__PROMPT__.
Return every line from the records below with the string "value".

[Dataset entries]
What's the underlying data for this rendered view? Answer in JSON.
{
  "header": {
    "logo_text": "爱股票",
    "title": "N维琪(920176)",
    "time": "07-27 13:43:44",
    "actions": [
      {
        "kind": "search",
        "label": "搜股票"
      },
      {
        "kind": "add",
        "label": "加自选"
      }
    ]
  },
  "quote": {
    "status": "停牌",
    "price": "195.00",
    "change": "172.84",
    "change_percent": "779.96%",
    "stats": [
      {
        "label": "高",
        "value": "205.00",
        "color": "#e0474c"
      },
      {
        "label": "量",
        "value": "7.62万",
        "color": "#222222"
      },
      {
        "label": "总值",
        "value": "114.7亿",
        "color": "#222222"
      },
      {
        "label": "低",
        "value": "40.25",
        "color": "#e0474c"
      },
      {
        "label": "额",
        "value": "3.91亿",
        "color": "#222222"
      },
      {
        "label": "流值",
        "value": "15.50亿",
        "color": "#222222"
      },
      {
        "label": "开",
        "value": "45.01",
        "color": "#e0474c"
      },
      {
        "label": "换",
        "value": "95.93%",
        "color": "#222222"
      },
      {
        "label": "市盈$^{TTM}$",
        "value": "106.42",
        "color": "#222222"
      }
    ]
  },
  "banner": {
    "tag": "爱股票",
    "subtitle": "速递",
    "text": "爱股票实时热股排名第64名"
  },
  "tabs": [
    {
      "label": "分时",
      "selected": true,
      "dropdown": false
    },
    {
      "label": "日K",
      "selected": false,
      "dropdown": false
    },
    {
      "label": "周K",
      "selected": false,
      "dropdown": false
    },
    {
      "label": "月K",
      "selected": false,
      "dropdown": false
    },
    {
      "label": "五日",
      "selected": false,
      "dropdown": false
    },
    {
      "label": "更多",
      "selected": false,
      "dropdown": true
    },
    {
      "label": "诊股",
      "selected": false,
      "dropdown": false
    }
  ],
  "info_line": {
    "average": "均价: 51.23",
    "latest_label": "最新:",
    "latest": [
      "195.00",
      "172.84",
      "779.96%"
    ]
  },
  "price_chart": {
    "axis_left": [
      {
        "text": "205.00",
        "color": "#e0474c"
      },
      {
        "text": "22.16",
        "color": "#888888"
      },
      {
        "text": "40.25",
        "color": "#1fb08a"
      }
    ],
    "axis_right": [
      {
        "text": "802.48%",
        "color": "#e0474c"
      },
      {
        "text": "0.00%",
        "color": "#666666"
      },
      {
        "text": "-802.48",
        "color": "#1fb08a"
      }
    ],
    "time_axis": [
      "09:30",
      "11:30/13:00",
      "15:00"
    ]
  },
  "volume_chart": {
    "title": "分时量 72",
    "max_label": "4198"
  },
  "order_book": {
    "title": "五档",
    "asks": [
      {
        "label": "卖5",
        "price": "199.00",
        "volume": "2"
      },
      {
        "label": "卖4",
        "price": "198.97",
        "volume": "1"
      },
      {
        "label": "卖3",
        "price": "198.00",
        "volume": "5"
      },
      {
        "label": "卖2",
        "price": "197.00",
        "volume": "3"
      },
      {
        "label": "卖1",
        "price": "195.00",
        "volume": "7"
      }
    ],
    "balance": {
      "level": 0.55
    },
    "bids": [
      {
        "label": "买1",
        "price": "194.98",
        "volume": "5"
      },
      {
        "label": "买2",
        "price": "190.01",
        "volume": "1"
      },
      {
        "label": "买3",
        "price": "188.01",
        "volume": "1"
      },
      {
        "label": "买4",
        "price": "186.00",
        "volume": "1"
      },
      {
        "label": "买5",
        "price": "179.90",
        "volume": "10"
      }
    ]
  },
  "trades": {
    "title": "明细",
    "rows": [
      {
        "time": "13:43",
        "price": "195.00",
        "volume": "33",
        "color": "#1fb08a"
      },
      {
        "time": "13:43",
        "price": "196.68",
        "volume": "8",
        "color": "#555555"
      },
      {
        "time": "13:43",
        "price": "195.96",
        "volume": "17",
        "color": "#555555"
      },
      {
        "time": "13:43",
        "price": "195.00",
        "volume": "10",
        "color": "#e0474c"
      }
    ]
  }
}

__TASK SOLUTION__.
        "value": "205.00",
        "value": "7.62万",
        "value": "114.7亿",
        "value": "40.25",
        "value": "3.91亿",
        "value": "15.50亿",
        "value": "45.01",
        "value": "95.93%",
        "value": "106.42",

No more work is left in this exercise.